Give back the full listing exactly, setting the pictures aside.
[[ Supplied material open ]]
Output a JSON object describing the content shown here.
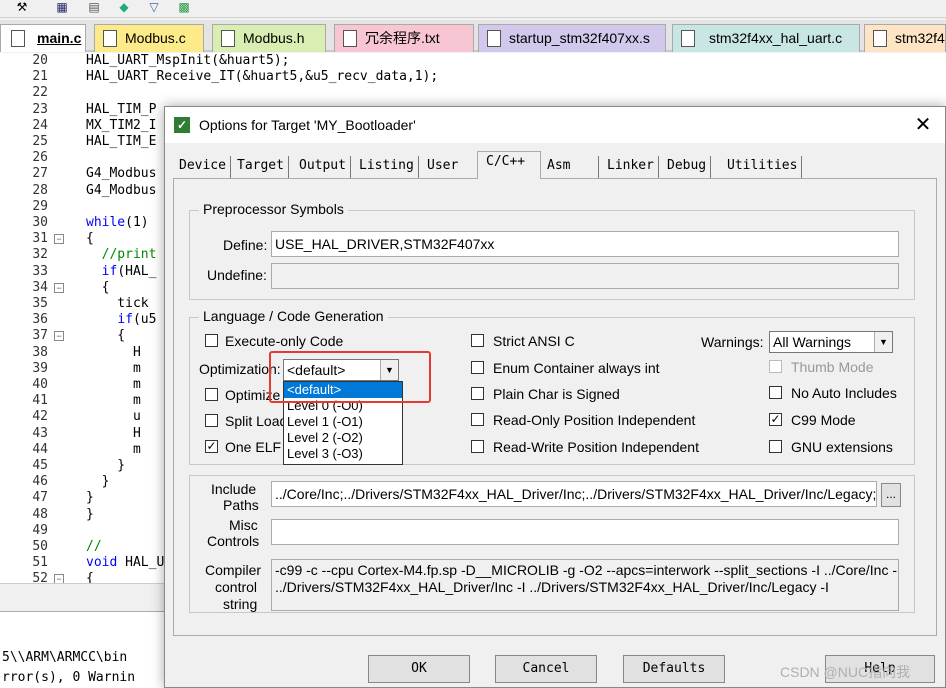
{
  "tabs": [
    {
      "label": "main.c",
      "active": true
    },
    {
      "label": "Modbus.c"
    },
    {
      "label": "Modbus.h"
    },
    {
      "label": "冗余程序.txt"
    },
    {
      "label": "startup_stm32f407xx.s"
    },
    {
      "label": "stm32f4xx_hal_uart.c"
    },
    {
      "label": "stm32f4"
    }
  ],
  "code": [
    {
      "n": "20",
      "t": "HAL_UART_MspInit(&huart5);"
    },
    {
      "n": "21",
      "t": "HAL_UART_Receive_IT(&huart5,&u5_recv_data,1);"
    },
    {
      "n": "22",
      "t": ""
    },
    {
      "n": "23",
      "t": "HAL_TIM_P"
    },
    {
      "n": "24",
      "t": "MX_TIM2_I"
    },
    {
      "n": "25",
      "t": "HAL_TIM_E"
    },
    {
      "n": "26",
      "t": ""
    },
    {
      "n": "27",
      "t": "G4_Modbus"
    },
    {
      "n": "28",
      "t": "G4_Modbus"
    },
    {
      "n": "29",
      "t": ""
    },
    {
      "n": "30",
      "t": "while(1)"
    },
    {
      "n": "31",
      "t": "{"
    },
    {
      "n": "32",
      "t": "  //print"
    },
    {
      "n": "33",
      "t": "  if(HAL_"
    },
    {
      "n": "34",
      "t": "  {"
    },
    {
      "n": "35",
      "t": "    tick"
    },
    {
      "n": "36",
      "t": "    if(u5"
    },
    {
      "n": "37",
      "t": "    {"
    },
    {
      "n": "38",
      "t": "      H"
    },
    {
      "n": "39",
      "t": "      m"
    },
    {
      "n": "40",
      "t": "      m"
    },
    {
      "n": "41",
      "t": "      m"
    },
    {
      "n": "42",
      "t": "      u"
    },
    {
      "n": "43",
      "t": "      H"
    },
    {
      "n": "44",
      "t": "      m"
    },
    {
      "n": "45",
      "t": "    }"
    },
    {
      "n": "46",
      "t": "  }"
    },
    {
      "n": "47",
      "t": "}"
    },
    {
      "n": "48",
      "t": "}"
    },
    {
      "n": "49",
      "t": ""
    },
    {
      "n": "50",
      "t": "//"
    },
    {
      "n": "51",
      "t": "void HAL_UA"
    },
    {
      "n": "52",
      "t": "{"
    }
  ],
  "build": {
    "line1": "5\\\\ARM\\ARMCC\\bin",
    "line2": "rror(s), 0 Warnin"
  },
  "dialog": {
    "title": "Options for Target 'MY_Bootloader'",
    "tabs": [
      "Device",
      "Target",
      "Output",
      "Listing",
      "User",
      "C/C++",
      "Asm",
      "Linker",
      "Debug",
      "Utilities"
    ],
    "preprocessor": {
      "group": "Preprocessor Symbols",
      "define_label": "Define:",
      "define_value": "USE_HAL_DRIVER,STM32F407xx",
      "undefine_label": "Undefine:",
      "undefine_value": ""
    },
    "language": {
      "group": "Language / Code Generation",
      "execute_only": {
        "label": "Execute-only Code",
        "checked": false
      },
      "optimization_label": "Optimization:",
      "optimization_value": "<default>",
      "optimization_options": [
        "<default>",
        "Level 0 (-O0)",
        "Level 1 (-O1)",
        "Level 2 (-O2)",
        "Level 3 (-O3)"
      ],
      "optimize_time": {
        "label": "Optimize f",
        "checked": false
      },
      "split_load": {
        "label": "Split Load",
        "checked": false
      },
      "one_elf": {
        "label": "One ELF",
        "checked": true
      },
      "strict_ansi": {
        "label": "Strict ANSI C",
        "checked": false
      },
      "enum_container": {
        "label": "Enum Container always int",
        "checked": false
      },
      "plain_char": {
        "label": "Plain Char is Signed",
        "checked": false
      },
      "ro_pi": {
        "label": "Read-Only Position Independent",
        "checked": false
      },
      "rw_pi": {
        "label": "Read-Write Position Independent",
        "checked": false
      },
      "warnings_label": "Warnings:",
      "warnings_value": "All Warnings",
      "thumb_mode": {
        "label": "Thumb Mode",
        "checked": false
      },
      "no_auto_includes": {
        "label": "No Auto Includes",
        "checked": false
      },
      "c99": {
        "label": "C99 Mode",
        "checked": true
      },
      "gnu_ext": {
        "label": "GNU extensions",
        "checked": false
      }
    },
    "include": {
      "include_label_1": "Include",
      "include_label_2": "Paths",
      "include_value": "../Core/Inc;../Drivers/STM32F4xx_HAL_Driver/Inc;../Drivers/STM32F4xx_HAL_Driver/Inc/Legacy;",
      "browse": "...",
      "misc_label_1": "Misc",
      "misc_label_2": "Controls",
      "misc_value": "",
      "compiler_label_1": "Compiler",
      "compiler_label_2": "control",
      "compiler_label_3": "string",
      "compiler_line1": "-c99 -c --cpu Cortex-M4.fp.sp -D__MICROLIB -g -O2 --apcs=interwork --split_sections -I ../Core/Inc -I",
      "compiler_line2": "../Drivers/STM32F4xx_HAL_Driver/Inc -I ../Drivers/STM32F4xx_HAL_Driver/Inc/Legacy -I"
    },
    "buttons": {
      "ok": "OK",
      "cancel": "Cancel",
      "defaults": "Defaults",
      "help": "Help"
    }
  },
  "watermark": "CSDN @NUC指向我"
}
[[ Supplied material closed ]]
• **Exercise result**
Output a JSON object describing the content shown here.
{
  "tabs": [
    {
      "label": "main.c",
      "active": true
    },
    {
      "label": "Modbus.c"
    },
    {
      "label": "Modbus.h"
    },
    {
      "label": "冗余程序.txt"
    },
    {
      "label": "startup_stm32f407xx.s"
    },
    {
      "label": "stm32f4xx_hal_uart.c"
    },
    {
      "label": "stm32f4"
    }
  ],
  "code": [
    {
      "n": "20",
      "t": "HAL_UART_MspInit(&huart5);"
    },
    {
      "n": "21",
      "t": "HAL_UART_Receive_IT(&huart5,&u5_recv_data,1);"
    },
    {
      "n": "22",
      "t": ""
    },
    {
      "n": "23",
      "t": "HAL_TIM_P"
    },
    {
      "n": "24",
      "t": "MX_TIM2_I"
    },
    {
      "n": "25",
      "t": "HAL_TIM_E"
    },
    {
      "n": "26",
      "t": ""
    },
    {
      "n": "27",
      "t": "G4_Modbus"
    },
    {
      "n": "28",
      "t": "G4_Modbus"
    },
    {
      "n": "29",
      "t": ""
    },
    {
      "n": "30",
      "t": "while(1)"
    },
    {
      "n": "31",
      "t": "{"
    },
    {
      "n": "32",
      "t": "  //print"
    },
    {
      "n": "33",
      "t": "  if(HAL_"
    },
    {
      "n": "34",
      "t": "  {"
    },
    {
      "n": "35",
      "t": "    tick"
    },
    {
      "n": "36",
      "t": "    if(u5"
    },
    {
      "n": "37",
      "t": "    {"
    },
    {
      "n": "38",
      "t": "      H"
    },
    {
      "n": "39",
      "t": "      m"
    },
    {
      "n": "40",
      "t": "      m"
    },
    {
      "n": "41",
      "t": "      m"
    },
    {
      "n": "42",
      "t": "      u"
    },
    {
      "n": "43",
      "t": "      H"
    },
    {
      "n": "44",
      "t": "      m"
    },
    {
      "n": "45",
      "t": "    }"
    },
    {
      "n": "46",
      "t": "  }"
    },
    {
      "n": "47",
      "t": "}"
    },
    {
      "n": "48",
      "t": "}"
    },
    {
      "n": "49",
      "t": ""
    },
    {
      "n": "50",
      "t": "//"
    },
    {
      "n": "51",
      "t": "void HAL_UA"
    },
    {
      "n": "52",
      "t": "{"
    }
  ],
  "build": {
    "line1": "5\\\\ARM\\ARMCC\\bin",
    "line2": "rror(s), 0 Warnin"
  },
  "dialog": {
    "title": "Options for Target 'MY_Bootloader'",
    "tabs": [
      "Device",
      "Target",
      "Output",
      "Listing",
      "User",
      "C/C++",
      "Asm",
      "Linker",
      "Debug",
      "Utilities"
    ],
    "preprocessor": {
      "group": "Preprocessor Symbols",
      "define_label": "Define:",
      "define_value": "USE_HAL_DRIVER,STM32F407xx",
      "undefine_label": "Undefine:",
      "undefine_value": ""
    },
    "language": {
      "group": "Language / Code Generation",
      "execute_only": {
        "label": "Execute-only Code",
        "checked": false
      },
      "optimization_label": "Optimization:",
      "optimization_value": "<default>",
      "optimization_options": [
        "<default>",
        "Level 0 (-O0)",
        "Level 1 (-O1)",
        "Level 2 (-O2)",
        "Level 3 (-O3)"
      ],
      "optimize_time": {
        "label": "Optimize f",
        "checked": false
      },
      "split_load": {
        "label": "Split Load",
        "checked": false
      },
      "one_elf": {
        "label": "One ELF",
        "checked": true
      },
      "strict_ansi": {
        "label": "Strict ANSI C",
        "checked": false
      },
      "enum_container": {
        "label": "Enum Container always int",
        "checked": false
      },
      "plain_char": {
        "label": "Plain Char is Signed",
        "checked": false
      },
      "ro_pi": {
        "label": "Read-Only Position Independent",
        "checked": false
      },
      "rw_pi": {
        "label": "Read-Write Position Independent",
        "checked": false
      },
      "warnings_label": "Warnings:",
      "warnings_value": "All Warnings",
      "thumb_mode": {
        "label": "Thumb Mode",
        "checked": false
      },
      "no_auto_includes": {
        "label": "No Auto Includes",
        "checked": false
      },
      "c99": {
        "label": "C99 Mode",
        "checked": true
      },
      "gnu_ext": {
        "label": "GNU extensions",
        "checked": false
      }
    },
    "include": {
      "include_label_1": "Include",
      "include_label_2": "Paths",
      "include_value": "../Core/Inc;../Drivers/STM32F4xx_HAL_Driver/Inc;../Drivers/STM32F4xx_HAL_Driver/Inc/Legacy;",
      "browse": "...",
      "misc_label_1": "Misc",
      "misc_label_2": "Controls",
      "misc_value": "",
      "compiler_label_1": "Compiler",
      "compiler_label_2": "control",
      "compiler_label_3": "string",
      "compiler_line1": "-c99 -c --cpu Cortex-M4.fp.sp -D__MICROLIB -g -O2 --apcs=interwork --split_sections -I ../Core/Inc -I",
      "compiler_line2": "../Drivers/STM32F4xx_HAL_Driver/Inc -I ../Drivers/STM32F4xx_HAL_Driver/Inc/Legacy -I"
    },
    "buttons": {
      "ok": "OK",
      "cancel": "Cancel",
      "defaults": "Defaults",
      "help": "Help"
    }
  },
  "watermark": "CSDN @NUC指向我"
}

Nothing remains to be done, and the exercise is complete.